On Friday Vladimir Putin signed a law banning American adoptions of Russian children. A move many thought was just a threat and not one he would actually go through with.
It was a completely irrational response to the much maligned, at least in Russia, Magnitsky Act.
Even avid Russia watchers and experts did not exactly see this one coming.
And on Tuesday, once the law has been enforced, good-hearted Americans who have decided to give a child half a world away another chance at life will be stuck in limbo.
Although much has been written about the stress and agony that American parents-to-be are going through, in the end, those who have the most to lose are the Russian children.
Especially the 46 children whose adoptions were nearly completed.
Although not all children in Russian orphanages are ill, most are.
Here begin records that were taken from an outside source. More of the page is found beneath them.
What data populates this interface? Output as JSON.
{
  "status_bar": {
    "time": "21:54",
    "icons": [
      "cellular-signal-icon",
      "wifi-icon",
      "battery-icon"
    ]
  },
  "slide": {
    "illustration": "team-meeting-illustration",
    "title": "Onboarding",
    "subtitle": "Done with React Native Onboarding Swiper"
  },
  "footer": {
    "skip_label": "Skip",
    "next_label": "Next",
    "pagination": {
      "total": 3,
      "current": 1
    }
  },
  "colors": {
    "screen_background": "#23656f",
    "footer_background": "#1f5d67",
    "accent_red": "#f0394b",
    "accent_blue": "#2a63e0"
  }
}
And the sick kids’ adoptions get approved over those who are NOT mentally or physically disabled.
It’s something of an unspoken but known fact in Russian circles–Russia rarely gives away its healthy kids.
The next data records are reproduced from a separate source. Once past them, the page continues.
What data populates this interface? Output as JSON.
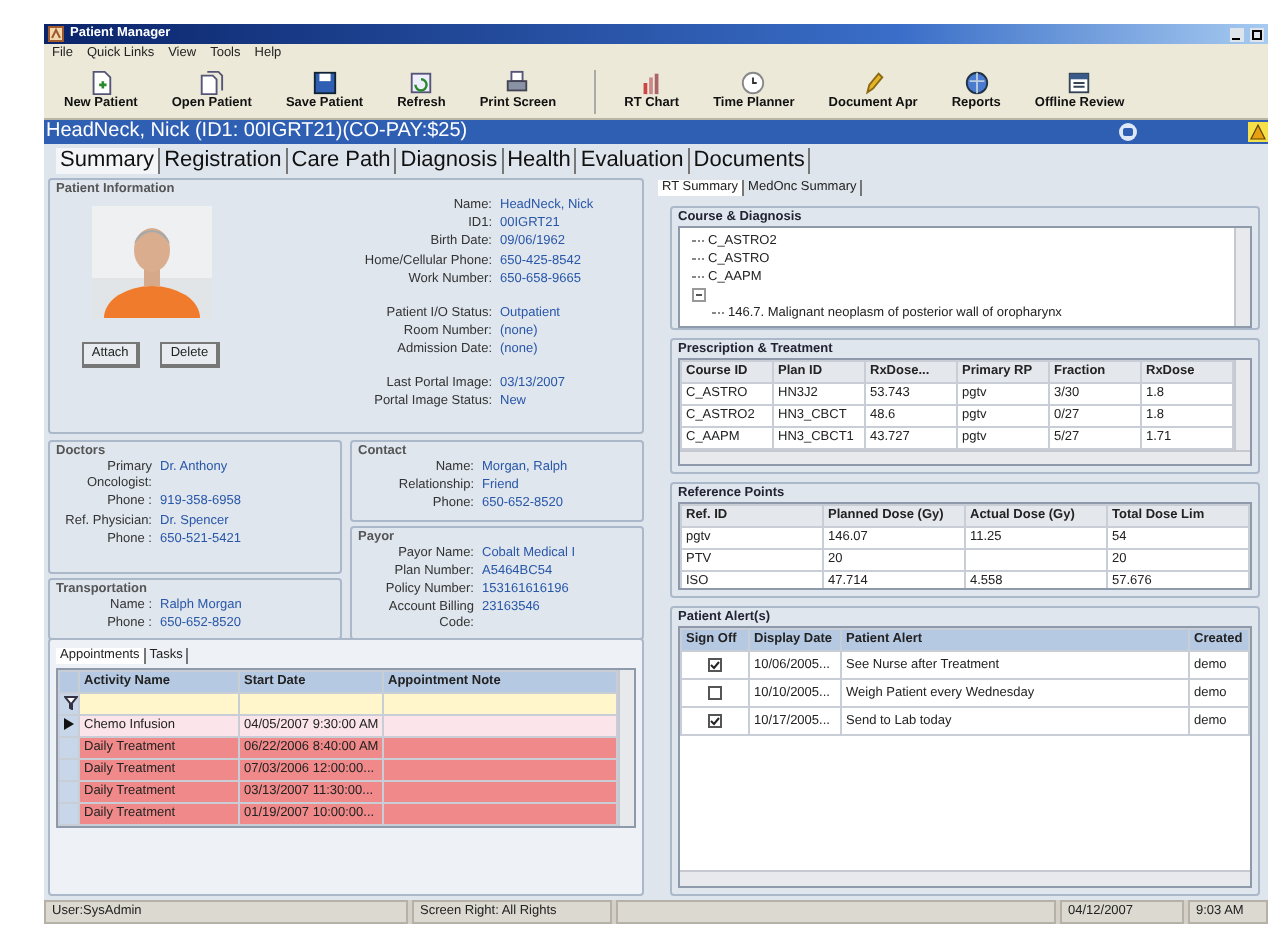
{
  "window": {
    "title": "Patient Manager"
  },
  "menu": [
    "File",
    "Quick Links",
    "View",
    "Tools",
    "Help"
  ],
  "toolbar": [
    {
      "label": "New Patient"
    },
    {
      "label": "Open Patient"
    },
    {
      "label": "Save Patient"
    },
    {
      "label": "Refresh"
    },
    {
      "label": "Print Screen"
    },
    {
      "label": "RT Chart"
    },
    {
      "label": "Time Planner"
    },
    {
      "label": "Document Apr"
    },
    {
      "label": "Reports"
    },
    {
      "label": "Offline Review"
    }
  ],
  "patient_banner": "HeadNeck, Nick (ID1: 00IGRT21)(CO-PAY:$25)",
  "tabs": [
    {
      "label": "Summary",
      "selected": true
    },
    {
      "label": "Registration",
      "selected": false
    },
    {
      "label": "Care Path",
      "selected": false
    },
    {
      "label": "Diagnosis",
      "selected": false
    },
    {
      "label": "Health",
      "selected": false
    },
    {
      "label": "Evaluation",
      "selected": false
    },
    {
      "label": "Documents",
      "selected": false
    }
  ],
  "patient_information": {
    "title": "Patient Information",
    "buttons": [
      "Attach",
      "Delete"
    ],
    "groups": [
      [
        {
          "label": "Name:",
          "value": "HeadNeck, Nick"
        },
        {
          "label": "ID1:",
          "value": "00IGRT21"
        },
        {
          "label": "Birth Date:",
          "value": "09/06/1962"
        },
        {
          "label": "Home/Cellular Phone:",
          "value": "650-425-8542"
        },
        {
          "label": "Work Number:",
          "value": "650-658-9665"
        }
      ],
      [
        {
          "label": "Patient I/O Status:",
          "value": "Outpatient"
        },
        {
          "label": "Room Number:",
          "value": "(none)"
        },
        {
          "label": "Admission Date:",
          "value": "(none)"
        }
      ],
      [
        {
          "label": "Last Portal Image:",
          "value": "03/13/2007"
        },
        {
          "label": "Portal Image Status:",
          "value": "New"
        }
      ]
    ]
  },
  "doctors": {
    "title": "Doctors",
    "fields": [
      {
        "label": "Primary Oncologist:",
        "value": "Dr. Anthony"
      },
      {
        "label": "Phone :",
        "value": "919-358-6958"
      },
      {
        "label": "Ref. Physician:",
        "value": "Dr. Spencer"
      },
      {
        "label": "Phone :",
        "value": "650-521-5421"
      }
    ]
  },
  "transportation": {
    "title": "Transportation",
    "fields": [
      {
        "label": "Name :",
        "value": "Ralph Morgan"
      },
      {
        "label": "Phone :",
        "value": "650-652-8520"
      }
    ]
  },
  "contact": {
    "title": "Contact",
    "fields": [
      {
        "label": "Name:",
        "value": "Morgan, Ralph"
      },
      {
        "label": "Relationship:",
        "value": "Friend"
      },
      {
        "label": "Phone:",
        "value": "650-652-8520"
      }
    ]
  },
  "payor": {
    "title": "Payor",
    "fields": [
      {
        "label": "Payor Name:",
        "value": "Cobalt Medical I"
      },
      {
        "label": "Plan Number:",
        "value": "A5464BC54"
      },
      {
        "label": "Policy Number:",
        "value": "153161616196"
      },
      {
        "label": "Account Billing Code:",
        "value": "23163546"
      }
    ]
  },
  "appointments": {
    "tabs": [
      {
        "label": "Appointments",
        "selected": true
      },
      {
        "label": "Tasks",
        "selected": false
      }
    ],
    "columns": [
      "Activity Name",
      "Start Date",
      "Appointment Note"
    ],
    "rows": [
      {
        "activity": "Chemo Infusion",
        "start_date": "04/05/2007 9:30:00 AM",
        "selected": true,
        "color": "#fbe4ea"
      },
      {
        "activity": "Daily Treatment",
        "start_date": "06/22/2006 8:40:00 AM",
        "selected": false,
        "color": "#f08a8a"
      },
      {
        "activity": "Daily Treatment",
        "start_date": "07/03/2006 12:00:00...",
        "selected": false,
        "color": "#f08a8a"
      },
      {
        "activity": "Daily Treatment",
        "start_date": "03/13/2007 11:30:00...",
        "selected": false,
        "color": "#f08a8a"
      },
      {
        "activity": "Daily Treatment",
        "start_date": "01/19/2007 10:00:00...",
        "selected": false,
        "color": "#f08a8a"
      }
    ]
  },
  "rt_tabs": [
    {
      "label": "RT Summary",
      "selected": true
    },
    {
      "label": "MedOnc Summary",
      "selected": false
    }
  ],
  "course_diagnosis": {
    "title": "Course & Diagnosis",
    "items": [
      {
        "label": "C_ASTRO2"
      },
      {
        "label": "C_ASTRO"
      },
      {
        "label": "C_AAPM"
      },
      {
        "expanded": true,
        "children": [
          {
            "label": "146.7. Malignant neoplasm of posterior wall of oropharynx"
          }
        ]
      }
    ]
  },
  "prescription": {
    "title": "Prescription & Treatment",
    "columns": [
      "Course ID",
      "Plan ID",
      "RxDose...",
      "Primary RP",
      "Fraction",
      "RxDose"
    ],
    "rows": [
      [
        "C_ASTRO",
        "HN3J2",
        "53.743",
        "pgtv",
        "3/30",
        "1.8"
      ],
      [
        "C_ASTRO2",
        "HN3_CBCT",
        "48.6",
        "pgtv",
        "0/27",
        "1.8"
      ],
      [
        "C_AAPM",
        "HN3_CBCT1",
        "43.727",
        "pgtv",
        "5/27",
        "1.71"
      ]
    ]
  },
  "reference_points": {
    "title": "Reference Points",
    "columns": [
      "Ref. ID",
      "Planned Dose (Gy)",
      "Actual Dose (Gy)",
      "Total Dose Lim"
    ],
    "rows": [
      [
        "pgtv",
        "146.07",
        "11.25",
        "54"
      ],
      [
        "PTV",
        "20",
        "",
        "20"
      ],
      [
        "ISO",
        "47.714",
        "4.558",
        "57.676"
      ]
    ]
  },
  "patient_alerts": {
    "title": "Patient Alert(s)",
    "columns": [
      "Sign Off",
      "Display Date",
      "Patient Alert",
      "Created"
    ],
    "rows": [
      {
        "signed_off": true,
        "date": "10/06/2005...",
        "alert": "See Nurse after Treatment",
        "created": "demo"
      },
      {
        "signed_off": false,
        "date": "10/10/2005...",
        "alert": "Weigh Patient every Wednesday",
        "created": "demo"
      },
      {
        "signed_off": true,
        "date": "10/17/2005...",
        "alert": "Send to Lab today",
        "created": "demo"
      }
    ]
  },
  "status_bar": {
    "user": "User:SysAdmin",
    "rights": "Screen Right: All Rights",
    "date": "04/12/2007",
    "time": "9:03 AM"
  }
}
And those who are not physically sick still have mental and psychological problems. Any child that had been through what they have probably would.
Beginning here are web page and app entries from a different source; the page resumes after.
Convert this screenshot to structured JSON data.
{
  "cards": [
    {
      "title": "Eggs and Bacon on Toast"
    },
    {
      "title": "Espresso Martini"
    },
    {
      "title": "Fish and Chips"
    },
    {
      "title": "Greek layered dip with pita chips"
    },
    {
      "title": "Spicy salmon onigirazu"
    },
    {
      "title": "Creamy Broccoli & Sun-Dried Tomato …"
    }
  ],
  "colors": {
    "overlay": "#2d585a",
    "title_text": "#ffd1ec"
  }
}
And even knowing that, American parents have opened their homes and hearts to these orphans.
Yes, there have been sporadic cases of abuse by American parents—but comparatively they are few and far between.
Unfortunately, only the tragic stories hit the airwaves and fill the newspapers in Russia.
Events like the yearly Easter tradition at the Russian embassy where adopted children and their American families come together to celebrate their Russian heritage barely get a mention.
Having actually covered such events, I was pleasantly surprised to see the amount of love and care these children now have.
Americans adopt more Russian children than any other foreign country, and Russia has over one hundred thousand children eligible to be adopted.
Having a child is a huge undertaking as it is. But taking in someone who is already ill, who does not speak the language, and is not a blood relative is a daunting task. Yet many Americans are up for the challenge.
So now, Putin has denied those children and many more the chance to live a fulfilled life.
There is really no other way to put it.
He was quoted as saying:
“There are probably many places in the world where living standards are better than ours….So what? Shall we send all children there, or move there ourselves?”
No Mr. Putin, you stay in Russia. But you can send the kids to us.